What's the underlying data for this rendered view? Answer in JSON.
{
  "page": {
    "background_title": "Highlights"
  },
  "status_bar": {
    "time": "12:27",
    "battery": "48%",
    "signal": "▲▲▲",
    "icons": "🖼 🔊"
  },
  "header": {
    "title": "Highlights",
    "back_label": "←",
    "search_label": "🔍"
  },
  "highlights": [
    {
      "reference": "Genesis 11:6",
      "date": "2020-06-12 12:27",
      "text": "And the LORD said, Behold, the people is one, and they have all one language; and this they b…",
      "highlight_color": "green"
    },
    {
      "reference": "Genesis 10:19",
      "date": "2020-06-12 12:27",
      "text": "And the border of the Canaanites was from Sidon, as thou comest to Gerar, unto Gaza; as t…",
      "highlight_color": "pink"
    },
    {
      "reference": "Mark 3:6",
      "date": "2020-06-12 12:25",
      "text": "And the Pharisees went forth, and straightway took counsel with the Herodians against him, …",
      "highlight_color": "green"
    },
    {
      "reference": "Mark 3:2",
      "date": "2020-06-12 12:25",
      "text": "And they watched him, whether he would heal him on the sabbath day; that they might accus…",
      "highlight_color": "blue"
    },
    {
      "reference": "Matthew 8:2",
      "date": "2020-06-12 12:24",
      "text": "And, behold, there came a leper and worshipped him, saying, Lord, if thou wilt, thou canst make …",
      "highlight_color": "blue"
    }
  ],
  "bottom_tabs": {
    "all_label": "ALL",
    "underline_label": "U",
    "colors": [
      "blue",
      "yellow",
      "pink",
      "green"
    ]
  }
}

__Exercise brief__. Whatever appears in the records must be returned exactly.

__The answer__.
What's the underlying data for this rendered view? Answer in JSON.
{
  "page": {
    "background_title": "Highlights"
  },
  "status_bar": {
    "time": "12:27",
    "battery": "48%",
    "signal": "▲▲▲",
    "icons": "🖼 🔊"
  },
  "header": {
    "title": "Highlights",
    "back_label": "←",
    "search_label": "🔍"
  },
  "highlights": [
    {
      "reference": "Genesis 11:6",
      "date": "2020-06-12 12:27",
      "text": "And the LORD said, Behold, the people is one, and they have all one language; and this they b…",
      "highlight_color": "green"
    },
    {
      "reference": "Genesis 10:19",
      "date": "2020-06-12 12:27",
      "text": "And the border of the Canaanites was from Sidon, as thou comest to Gerar, unto Gaza; as t…",
      "highlight_color": "pink"
    },
    {
      "reference": "Mark 3:6",
      "date": "2020-06-12 12:25",
      "text": "And the Pharisees went forth, and straightway took counsel with the Herodians against him, …",
      "highlight_color": "green"
    },
    {
      "reference": "Mark 3:2",
      "date": "2020-06-12 12:25",
      "text": "And they watched him, whether he would heal him on the sabbath day; that they might accus…",
      "highlight_color": "blue"
    },
    {
      "reference": "Matthew 8:2",
      "date": "2020-06-12 12:24",
      "text": "And, behold, there came a leper and worshipped him, saying, Lord, if thou wilt, thou canst make …",
      "highlight_color": "blue"
    }
  ],
  "bottom_tabs": {
    "all_label": "ALL",
    "underline_label": "U",
    "colors": [
      "blue",
      "yellow",
      "pink",
      "green"
    ]
  }
}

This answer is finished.